A duke is the social equivalent to a sovereign prince within his duchy, roughly equal to the Venetian Doge, the German Herzog, and the Russian Knez (prince). In his fief, a duke’s reign is almost independent of the Crown, though this is much moreso in the continental feudal system than in the English setting of the game. In England, the rank was introduced for the benefit of the king’s sons, to give them greater social standing and precedence, elevating them above the powerful earls to emphasize the value of their royal blood. A duke’s household might number upwards of 240, from household officers, Knights, gentlemen, yeomen, chamber staff, and his wife’s maids, down to kitchens, stable hands, and groundsmen and other domestic staff, not including the staff resident for castles or manors, attendant groundsmen, huntsmen, and other outdoor staff for the properties at which he does not reside.. A duke’s yearly income could range from £5,000 as high as £15,000.

Historically, the only duke in England was the king, who was also Duke of Normandy and Aquitaine. There were no duchies in England itself until the reign of Edward III (1327-1377). The English dukes were created for the benefit of the royal princes, to reinforce the higher status of the royal blood, that everyone recognize their dignity as greater than that of the earls of the realm. Edward III created his four sons the dukes of Clarence, York, Lancaster, and Gloucester. By 1400, the number of dukes had increased to 10, including Northumberland, Somerset, and Suffolk

Marquess is the title of a Marcher Lord, a lord enfeoffed with border marches or frontier regions, responsible for the security of the border. The names of their feofdoms often include the word “”march”. The wife or widow of a marquess is a “marchioness”, unless she had that rank prior to the marriage, in which case she is a marquess also. If she achieved this rank through marriage alone, she will carry the title for her lifetime only and cannot pass it to the heirs of her body except those born of the marquess, her husband’s, blood. The female born to the rank of marquess is a peer in her own right, equal to her male counterpart, her dignity heritable by all her children, regardless of their sire.

The Stations of the Nobility: Prince

A prince is the son of a king or emperor or other (sovereign) prince, directly related in some way to a royal family, or a close branch of it through a royal uncle, aunt, cousin, etc. by either blood or marriage. The relationship to the throne can be both a blessing and a curse, allowing access to the monarch when relations are good, and a means of using the prince to plot against the reigning king otherwise, and the PC of this rank will always be counted in the line of succession.
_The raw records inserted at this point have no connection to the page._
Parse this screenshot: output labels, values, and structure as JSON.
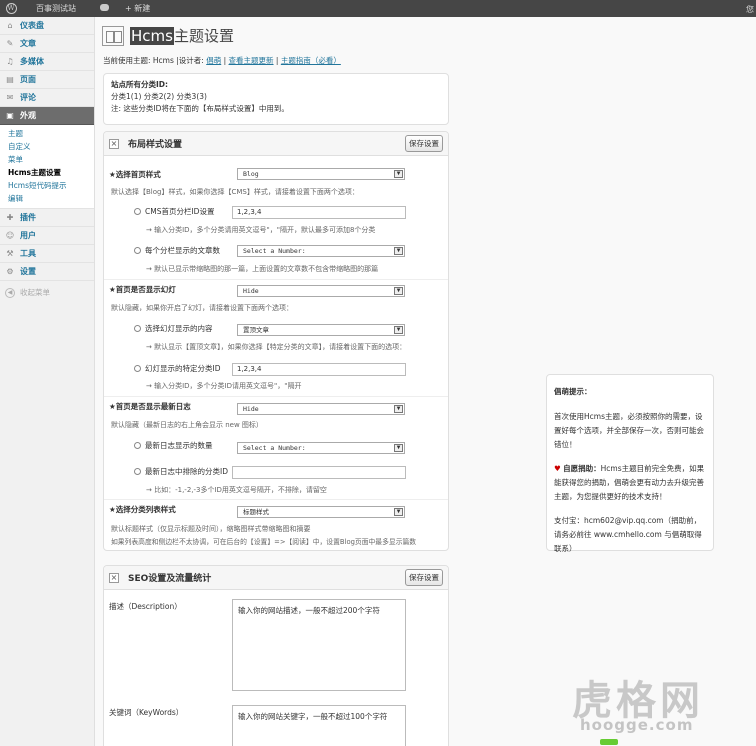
{
  "adminbar": {
    "wp_logo": "W",
    "site_name": "百事测试站",
    "comments_icon": "comment-bubble-icon",
    "new_label": "新建",
    "right_text": "您"
  },
  "sidebar": {
    "items": [
      {
        "icon": "⌂",
        "label": "仪表盘"
      },
      {
        "icon": "✎",
        "label": "文章"
      },
      {
        "icon": "♫",
        "label": "多媒体"
      },
      {
        "icon": "▤",
        "label": "页面"
      },
      {
        "icon": "✉",
        "label": "评论"
      },
      {
        "icon": "▣",
        "label": "外观"
      },
      {
        "icon": "✚",
        "label": "插件"
      },
      {
        "icon": "☺",
        "label": "用户"
      },
      {
        "icon": "⚒",
        "label": "工具"
      },
      {
        "icon": "⚙",
        "label": "设置"
      }
    ],
    "appearance_sub": [
      "主题",
      "自定义",
      "菜单",
      "Hcms主题设置",
      "Hcms短代码提示",
      "编辑"
    ],
    "collapse_label": "收起菜单"
  },
  "header": {
    "title_hl": "Hcms",
    "title_rest": "主题设置"
  },
  "theme_line": {
    "prefix": "当前使用主题: Hcms |设计者:",
    "designer": "倡萌",
    "sep1": "|",
    "link1": "查看主题更新",
    "sep2": "|",
    "link2": "主题指南（必看）"
  },
  "categories": {
    "title": "站点所有分类ID:",
    "list": "分类1(1)  分类2(2)  分类3(3)",
    "note": "注: 这些分类ID将在下面的【布局样式设置】中用到。"
  },
  "layout": {
    "title": "布局样式设置",
    "save": "保存设置",
    "home_style_label": "★选择首页样式",
    "home_style_value": "Blog",
    "home_style_help": "默认选择【Blog】样式，如果你选择【CMS】样式，请接着设置下面两个选项：",
    "cms_cat_label": "CMS首页分栏ID设置",
    "cms_cat_value": "1,2,3,4",
    "cms_cat_help": "→ 输入分类ID，多个分类请用英文逗号\"，\"隔开，默认最多可添加8个分类",
    "posts_per_label": "每个分栏显示的文章数",
    "posts_per_value": "Select a Number:",
    "posts_per_help": "→ 默认已显示带缩略图的那一篇，上面设置的文章数不包含带缩略图的那篇",
    "slider_label": "★首页是否显示幻灯",
    "slider_value": "Hide",
    "slider_help": "默认隐藏，如果你开启了幻灯，请接着设置下面两个选项：",
    "slider_content_label": "选择幻灯显示的内容",
    "slider_content_value": "置顶文章",
    "slider_content_help": "→ 默认显示【置顶文章】，如果你选择【特定分类的文章】，请接着设置下面的选项：",
    "slider_cat_label": "幻灯显示的特定分类ID",
    "slider_cat_value": "1,2,3,4",
    "slider_cat_help": "→ 输入分类ID，多个分类ID请用英文逗号\"，\"隔开",
    "latest_label": "★首页是否显示最新日志",
    "latest_value": "Hide",
    "latest_help": "默认隐藏（最新日志的右上角会显示 new 图标）",
    "latest_num_label": "最新日志显示的数量",
    "latest_num_value": "Select a Number:",
    "latest_excl_label": "最新日志中排除的分类ID",
    "latest_excl_value": "",
    "latest_excl_help": "→ 比如：-1,-2,-3多个ID用英文逗号隔开，不排除，请留空",
    "list_style_label": "★选择分类列表样式",
    "list_style_value": "标题样式",
    "list_style_help1": "默认标题样式（仅显示标题及时间），缩略图样式带缩略图和摘要",
    "list_style_help2": "如果列表高度和侧边栏不太协调，可在后台的【设置】=>【阅读】中，设置Blog页面中最多显示篇数"
  },
  "seo": {
    "title": "SEO设置及流量统计",
    "save": "保存设置",
    "desc_label": "描述（Description）",
    "desc_value": "输入你的网站描述，一般不超过200个字符",
    "kw_label": "关键词（KeyWords）",
    "kw_value": "输入你的网站关键字，一般不超过100个字符"
  },
  "donate": {
    "title": "倡萌提示：",
    "p1": "首次使用Hcms主题，必须按照你的需要，设置好每个选项，并全部保存一次，否则可能会错位！",
    "p2_bold": "自愿捐助：",
    "p2": "Hcms主题目前完全免费，如果能获得您的捐助，倡萌会更有动力去升级完善主题，为您提供更好的技术支持！",
    "p3": "支付宝：hcm602@vip.qq.com（捐助前，请务必前往 www.cmhello.com 与倡萌取得联系）"
  },
  "watermark": {
    "big": "虎格网",
    "small": "hoogge.com"
  }
}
Even if the player doesn’t consider this, those at Court and the other movers and shakers of the realm certainly will.

Historically, there were no sovereign princes in England until Edward I (1272-1307) conquered Wales and made his son it’s prince, devoting it’s revenues to the support of the prince’s household and it’s governance to the prince when he reached his legal majority (21). Prior to the subdual of Wales, the princes were made governors of foreign possessions or given foreign feofs of the Crown (Gascony, Normandy, Calais, etc.), and/or made earls at home to support the dignity of their blood.

Without other lands and titles, the title of prince is largely an empty one, except perhaps for the heir-apparent, the Crown Prince, next in the direct line of succession.